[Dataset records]

——————————

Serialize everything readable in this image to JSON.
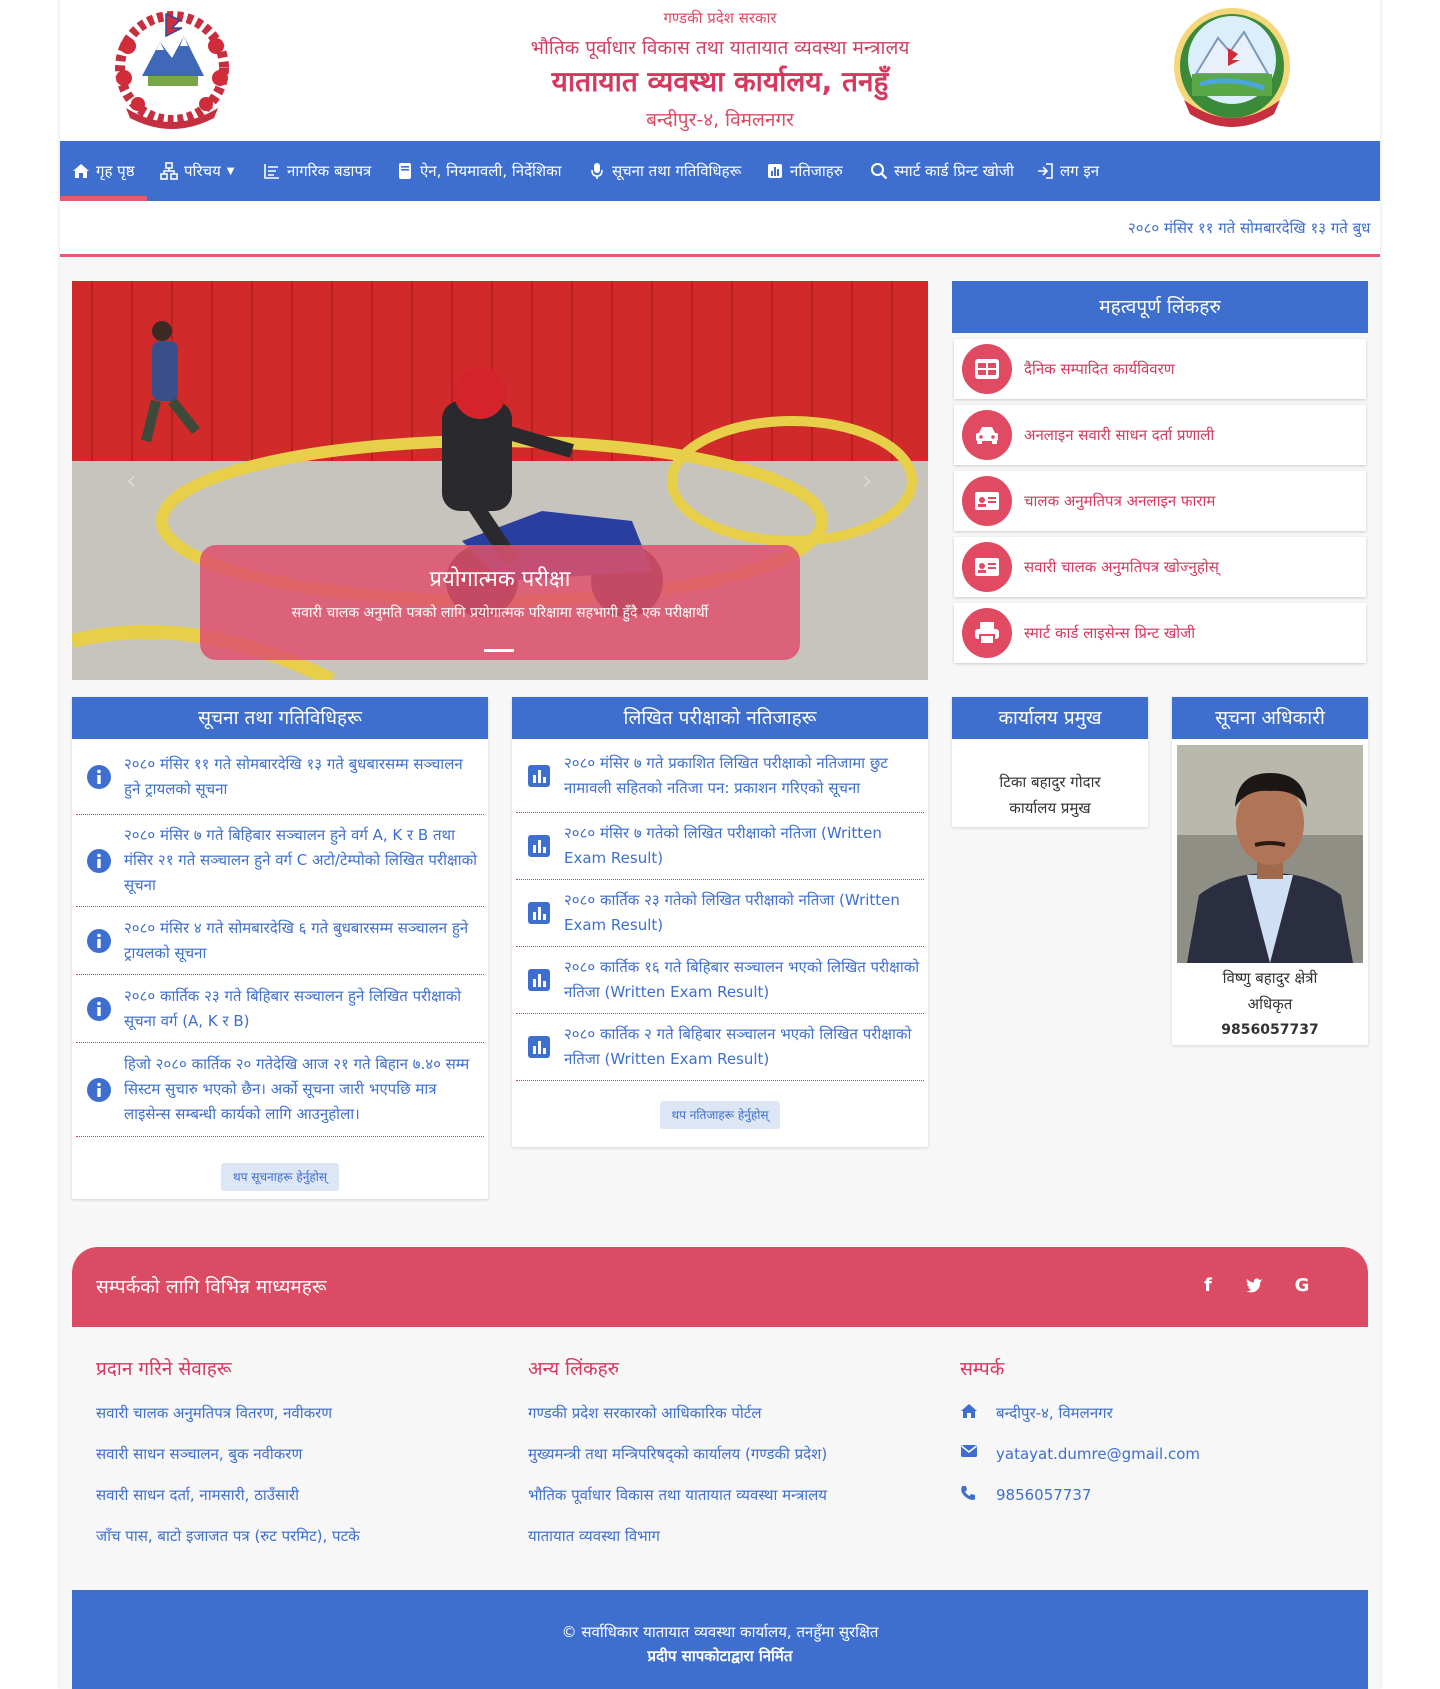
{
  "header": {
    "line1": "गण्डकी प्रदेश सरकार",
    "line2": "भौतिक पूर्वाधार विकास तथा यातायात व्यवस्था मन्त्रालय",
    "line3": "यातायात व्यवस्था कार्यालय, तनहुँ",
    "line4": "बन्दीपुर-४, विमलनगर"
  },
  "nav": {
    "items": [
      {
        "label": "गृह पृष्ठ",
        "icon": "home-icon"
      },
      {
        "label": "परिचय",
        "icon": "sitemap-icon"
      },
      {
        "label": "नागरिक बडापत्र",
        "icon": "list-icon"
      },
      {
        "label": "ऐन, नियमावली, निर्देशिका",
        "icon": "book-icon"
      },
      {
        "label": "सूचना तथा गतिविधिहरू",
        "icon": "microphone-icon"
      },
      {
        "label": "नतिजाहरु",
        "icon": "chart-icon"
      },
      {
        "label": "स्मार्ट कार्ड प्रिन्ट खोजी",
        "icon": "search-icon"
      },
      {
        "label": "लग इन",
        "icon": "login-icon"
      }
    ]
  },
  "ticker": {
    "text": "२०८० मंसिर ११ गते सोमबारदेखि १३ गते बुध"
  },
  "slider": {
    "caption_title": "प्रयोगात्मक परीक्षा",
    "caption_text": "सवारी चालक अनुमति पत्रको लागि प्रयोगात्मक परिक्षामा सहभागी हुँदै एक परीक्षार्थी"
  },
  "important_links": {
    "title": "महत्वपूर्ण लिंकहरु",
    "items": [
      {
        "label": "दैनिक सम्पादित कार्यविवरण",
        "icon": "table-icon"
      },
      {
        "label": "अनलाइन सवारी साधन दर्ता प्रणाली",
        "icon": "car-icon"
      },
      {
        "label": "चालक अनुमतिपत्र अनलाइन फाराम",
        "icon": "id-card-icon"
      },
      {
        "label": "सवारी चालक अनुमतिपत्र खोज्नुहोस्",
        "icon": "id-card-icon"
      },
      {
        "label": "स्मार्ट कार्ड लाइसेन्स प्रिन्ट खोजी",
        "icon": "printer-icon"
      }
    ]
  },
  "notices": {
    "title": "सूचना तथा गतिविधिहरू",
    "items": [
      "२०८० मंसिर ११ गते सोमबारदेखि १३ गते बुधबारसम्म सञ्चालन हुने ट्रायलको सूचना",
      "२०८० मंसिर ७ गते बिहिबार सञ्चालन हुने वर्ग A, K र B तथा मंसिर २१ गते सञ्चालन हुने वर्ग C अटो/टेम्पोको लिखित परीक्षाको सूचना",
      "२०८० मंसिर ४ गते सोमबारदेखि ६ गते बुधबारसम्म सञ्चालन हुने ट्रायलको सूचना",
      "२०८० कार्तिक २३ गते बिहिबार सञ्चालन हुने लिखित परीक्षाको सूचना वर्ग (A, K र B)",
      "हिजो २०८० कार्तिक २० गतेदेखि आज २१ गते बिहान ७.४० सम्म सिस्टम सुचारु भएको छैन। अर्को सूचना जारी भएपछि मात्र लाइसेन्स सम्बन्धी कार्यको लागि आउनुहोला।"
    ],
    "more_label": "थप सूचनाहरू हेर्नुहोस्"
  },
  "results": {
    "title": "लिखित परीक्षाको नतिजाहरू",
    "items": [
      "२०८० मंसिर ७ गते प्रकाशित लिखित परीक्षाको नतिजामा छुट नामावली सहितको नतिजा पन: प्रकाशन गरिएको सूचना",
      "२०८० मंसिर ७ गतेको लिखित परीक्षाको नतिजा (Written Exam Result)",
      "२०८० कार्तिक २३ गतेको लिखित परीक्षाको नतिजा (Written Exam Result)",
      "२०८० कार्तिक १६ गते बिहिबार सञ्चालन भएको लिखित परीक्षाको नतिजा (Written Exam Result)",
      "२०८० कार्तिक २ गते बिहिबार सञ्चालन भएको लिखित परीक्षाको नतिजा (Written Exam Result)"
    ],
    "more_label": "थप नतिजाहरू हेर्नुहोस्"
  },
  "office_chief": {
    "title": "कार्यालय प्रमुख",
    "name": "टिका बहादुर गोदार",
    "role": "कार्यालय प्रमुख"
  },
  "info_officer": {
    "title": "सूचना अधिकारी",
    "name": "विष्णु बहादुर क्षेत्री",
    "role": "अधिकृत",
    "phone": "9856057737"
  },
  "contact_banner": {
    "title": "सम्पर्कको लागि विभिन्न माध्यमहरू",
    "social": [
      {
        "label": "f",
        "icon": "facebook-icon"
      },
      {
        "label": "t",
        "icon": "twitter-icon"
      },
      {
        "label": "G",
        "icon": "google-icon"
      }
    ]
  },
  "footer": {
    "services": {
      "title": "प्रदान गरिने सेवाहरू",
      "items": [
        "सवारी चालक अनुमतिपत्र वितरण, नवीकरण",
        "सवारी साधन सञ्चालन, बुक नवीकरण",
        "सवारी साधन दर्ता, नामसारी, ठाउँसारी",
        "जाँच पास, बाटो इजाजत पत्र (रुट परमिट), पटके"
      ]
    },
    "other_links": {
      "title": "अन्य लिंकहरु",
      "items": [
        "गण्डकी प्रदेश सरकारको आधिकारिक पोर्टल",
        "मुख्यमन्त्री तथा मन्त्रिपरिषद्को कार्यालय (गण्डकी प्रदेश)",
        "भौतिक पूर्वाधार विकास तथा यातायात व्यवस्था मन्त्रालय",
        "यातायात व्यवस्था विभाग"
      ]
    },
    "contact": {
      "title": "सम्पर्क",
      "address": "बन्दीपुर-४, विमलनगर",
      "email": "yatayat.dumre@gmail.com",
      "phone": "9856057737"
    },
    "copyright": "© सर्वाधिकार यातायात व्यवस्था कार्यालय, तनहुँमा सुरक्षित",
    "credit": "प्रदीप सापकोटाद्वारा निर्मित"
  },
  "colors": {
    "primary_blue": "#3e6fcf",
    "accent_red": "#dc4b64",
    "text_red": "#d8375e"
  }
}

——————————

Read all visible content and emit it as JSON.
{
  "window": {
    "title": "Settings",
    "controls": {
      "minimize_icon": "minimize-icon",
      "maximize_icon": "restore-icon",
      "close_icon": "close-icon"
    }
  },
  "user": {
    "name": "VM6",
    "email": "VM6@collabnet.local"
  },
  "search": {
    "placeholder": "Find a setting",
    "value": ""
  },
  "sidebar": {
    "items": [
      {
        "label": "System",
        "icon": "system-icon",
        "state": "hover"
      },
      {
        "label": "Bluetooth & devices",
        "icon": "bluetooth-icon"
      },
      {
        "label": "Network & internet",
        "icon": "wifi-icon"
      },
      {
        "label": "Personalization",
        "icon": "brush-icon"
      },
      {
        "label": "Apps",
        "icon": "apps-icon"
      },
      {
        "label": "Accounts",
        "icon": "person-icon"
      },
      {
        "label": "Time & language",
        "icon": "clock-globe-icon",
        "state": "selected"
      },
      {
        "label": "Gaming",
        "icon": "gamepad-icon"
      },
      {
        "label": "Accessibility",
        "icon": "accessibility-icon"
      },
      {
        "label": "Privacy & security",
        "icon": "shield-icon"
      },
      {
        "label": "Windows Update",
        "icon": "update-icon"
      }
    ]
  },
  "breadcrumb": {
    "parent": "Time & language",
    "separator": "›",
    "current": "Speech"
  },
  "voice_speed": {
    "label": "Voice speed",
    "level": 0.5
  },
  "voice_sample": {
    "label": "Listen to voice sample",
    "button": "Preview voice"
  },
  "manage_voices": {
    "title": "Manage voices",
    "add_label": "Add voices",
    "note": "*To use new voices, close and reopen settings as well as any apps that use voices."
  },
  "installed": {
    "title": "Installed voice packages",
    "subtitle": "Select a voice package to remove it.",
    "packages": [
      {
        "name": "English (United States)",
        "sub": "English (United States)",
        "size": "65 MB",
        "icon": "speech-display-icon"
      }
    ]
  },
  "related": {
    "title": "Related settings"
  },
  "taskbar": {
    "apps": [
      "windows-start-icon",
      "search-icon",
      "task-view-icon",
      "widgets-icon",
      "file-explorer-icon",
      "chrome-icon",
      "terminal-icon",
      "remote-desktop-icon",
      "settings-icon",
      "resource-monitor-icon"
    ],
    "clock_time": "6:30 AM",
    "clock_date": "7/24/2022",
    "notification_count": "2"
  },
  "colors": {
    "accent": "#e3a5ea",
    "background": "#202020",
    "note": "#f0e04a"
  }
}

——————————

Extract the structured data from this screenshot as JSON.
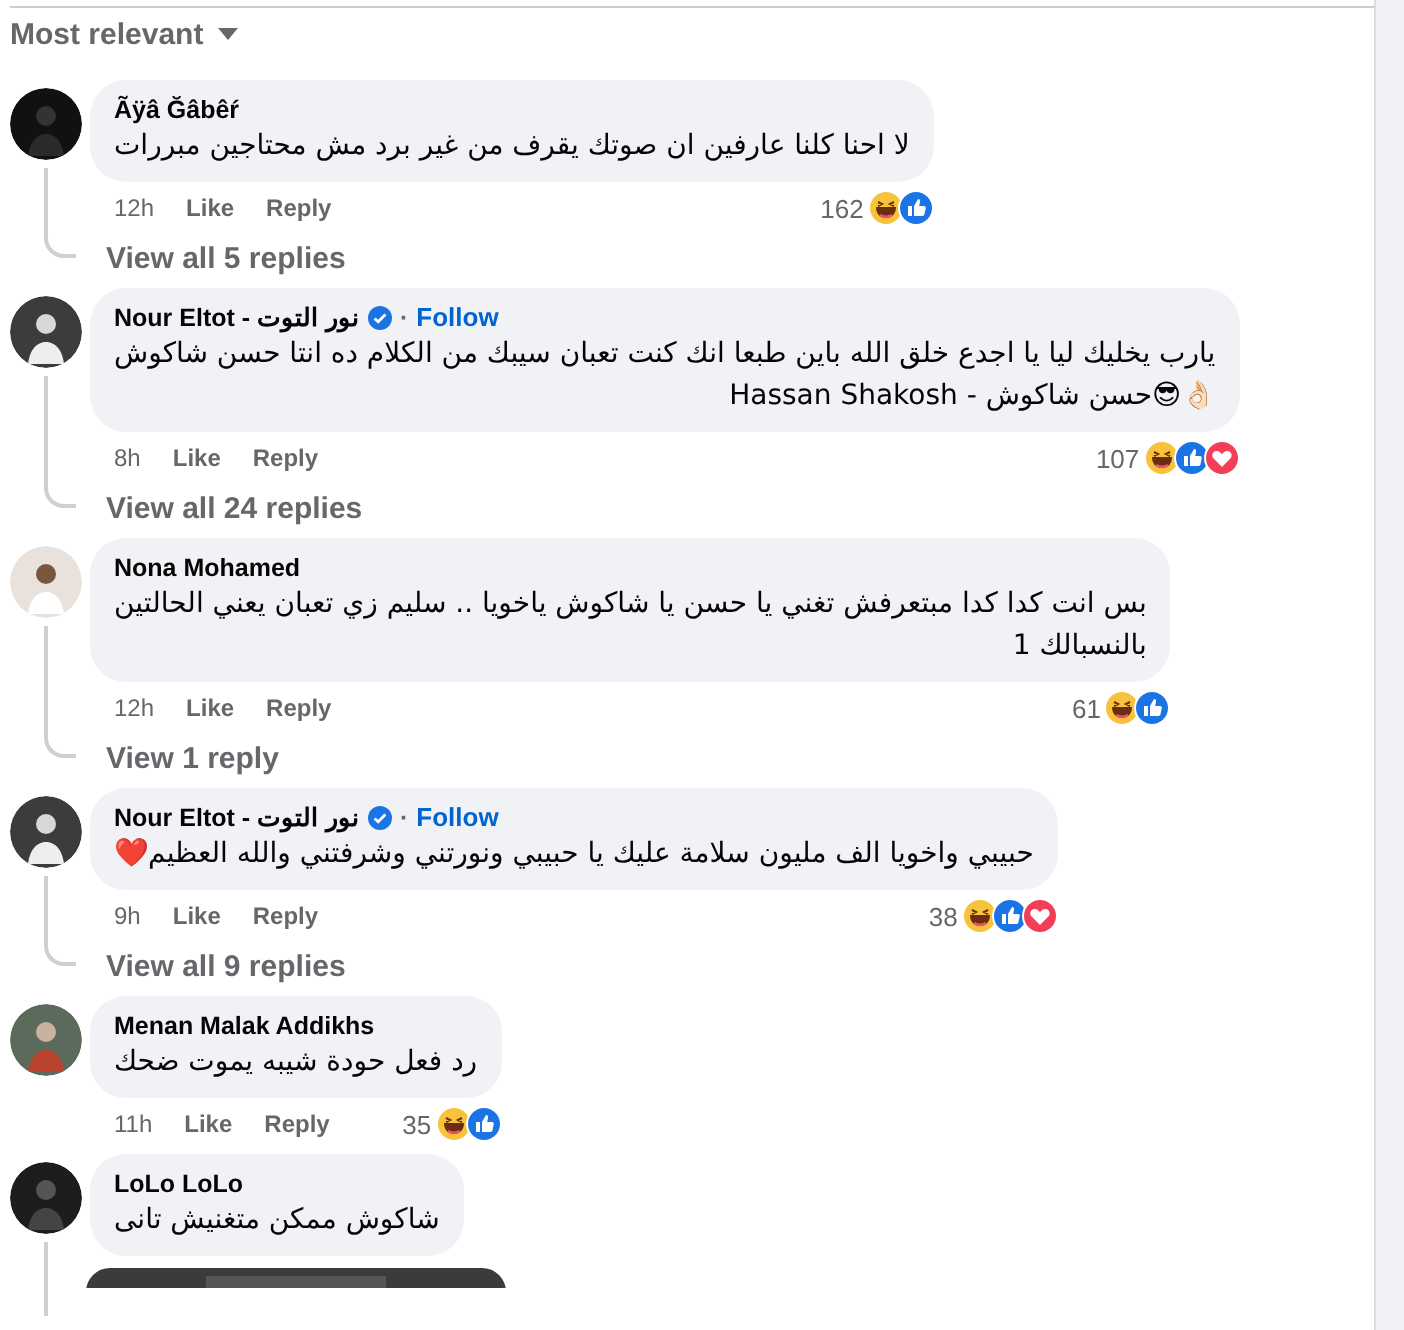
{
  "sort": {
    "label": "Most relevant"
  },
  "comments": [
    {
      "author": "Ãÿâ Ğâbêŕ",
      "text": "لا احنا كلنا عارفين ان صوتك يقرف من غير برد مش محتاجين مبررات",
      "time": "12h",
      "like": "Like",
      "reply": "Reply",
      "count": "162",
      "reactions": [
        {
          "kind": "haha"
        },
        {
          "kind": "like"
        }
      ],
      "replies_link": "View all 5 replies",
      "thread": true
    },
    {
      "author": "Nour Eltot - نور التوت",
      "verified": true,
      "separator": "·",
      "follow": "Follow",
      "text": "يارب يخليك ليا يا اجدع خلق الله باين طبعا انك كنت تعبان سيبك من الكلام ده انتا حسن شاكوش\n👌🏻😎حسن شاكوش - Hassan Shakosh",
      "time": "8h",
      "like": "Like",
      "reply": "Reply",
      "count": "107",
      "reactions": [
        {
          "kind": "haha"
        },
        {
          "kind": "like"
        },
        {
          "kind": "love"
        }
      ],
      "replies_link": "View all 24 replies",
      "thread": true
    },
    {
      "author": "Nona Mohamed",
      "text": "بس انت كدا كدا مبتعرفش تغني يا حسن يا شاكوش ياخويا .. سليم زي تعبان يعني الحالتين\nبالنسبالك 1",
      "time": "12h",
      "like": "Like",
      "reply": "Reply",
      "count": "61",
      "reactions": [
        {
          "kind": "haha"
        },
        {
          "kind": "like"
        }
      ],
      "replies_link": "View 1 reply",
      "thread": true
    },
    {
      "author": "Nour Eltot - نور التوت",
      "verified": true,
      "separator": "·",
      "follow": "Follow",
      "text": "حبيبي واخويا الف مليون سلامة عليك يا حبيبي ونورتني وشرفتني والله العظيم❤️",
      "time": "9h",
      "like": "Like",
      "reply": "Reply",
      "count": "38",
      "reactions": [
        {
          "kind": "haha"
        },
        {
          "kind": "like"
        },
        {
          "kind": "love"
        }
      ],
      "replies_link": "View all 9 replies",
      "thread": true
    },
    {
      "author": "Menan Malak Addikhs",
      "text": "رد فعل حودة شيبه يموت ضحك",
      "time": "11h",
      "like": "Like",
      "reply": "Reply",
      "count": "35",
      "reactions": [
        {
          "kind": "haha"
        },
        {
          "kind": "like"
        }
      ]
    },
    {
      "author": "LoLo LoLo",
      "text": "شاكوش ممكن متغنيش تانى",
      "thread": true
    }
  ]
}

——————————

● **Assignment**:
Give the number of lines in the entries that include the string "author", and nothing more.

● **Your response**:
6